◆ Exercise goal: Please give all of the data again, character for character, and drop the pictures.

(Website and app data records)
_ _ _ _

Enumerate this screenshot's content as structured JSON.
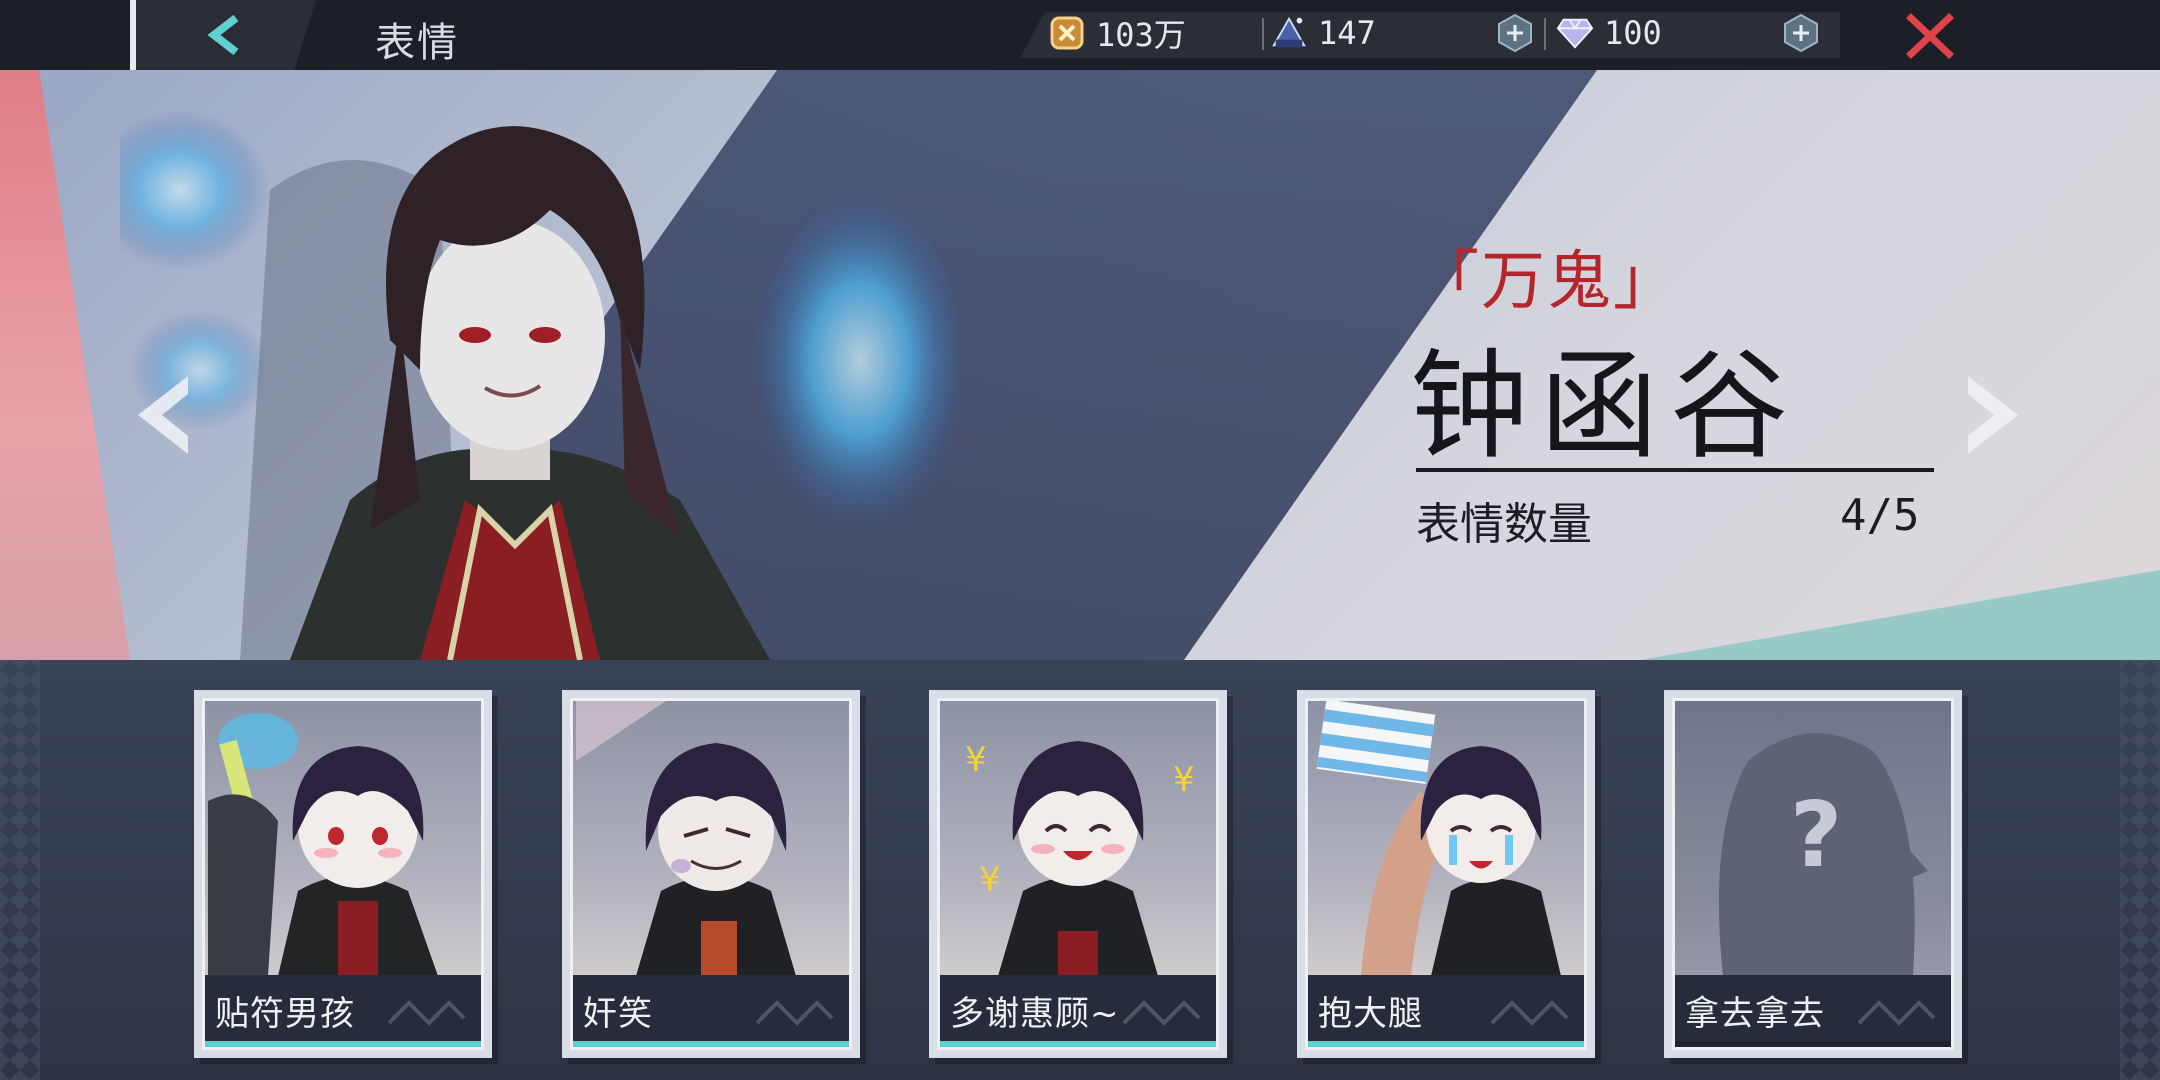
{
  "header": {
    "title": "表情",
    "currencies": [
      {
        "name": "gold",
        "icon": "gold-coin-icon",
        "value": "103万"
      },
      {
        "name": "stamina",
        "icon": "stamina-crystal-icon",
        "value": "147"
      },
      {
        "name": "diamond",
        "icon": "diamond-icon",
        "value": "100"
      }
    ]
  },
  "character": {
    "epithet": "「万鬼」",
    "name": "钟函谷",
    "count_label": "表情数量",
    "count_value": "4/5"
  },
  "expressions": [
    {
      "label": "贴符男孩",
      "unlocked": true
    },
    {
      "label": "奸笑",
      "unlocked": true
    },
    {
      "label": "多谢惠顾~",
      "unlocked": true
    },
    {
      "label": "抱大腿",
      "unlocked": true
    },
    {
      "label": "拿去拿去",
      "unlocked": false
    }
  ],
  "colors": {
    "accent_teal": "#5fd0cf",
    "epithet_red": "#b5262c",
    "close_red": "#e0434a"
  }
}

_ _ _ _

◆ Finished exercise:
Enumerate this screenshot's content as structured JSON.
{
  "header": {
    "title": "表情",
    "currencies": [
      {
        "name": "gold",
        "icon": "gold-coin-icon",
        "value": "103万"
      },
      {
        "name": "stamina",
        "icon": "stamina-crystal-icon",
        "value": "147"
      },
      {
        "name": "diamond",
        "icon": "diamond-icon",
        "value": "100"
      }
    ]
  },
  "character": {
    "epithet": "「万鬼」",
    "name": "钟函谷",
    "count_label": "表情数量",
    "count_value": "4/5"
  },
  "expressions": [
    {
      "label": "贴符男孩",
      "unlocked": true
    },
    {
      "label": "奸笑",
      "unlocked": true
    },
    {
      "label": "多谢惠顾~",
      "unlocked": true
    },
    {
      "label": "抱大腿",
      "unlocked": true
    },
    {
      "label": "拿去拿去",
      "unlocked": false
    }
  ],
  "colors": {
    "accent_teal": "#5fd0cf",
    "epithet_red": "#b5262c",
    "close_red": "#e0434a"
  }
}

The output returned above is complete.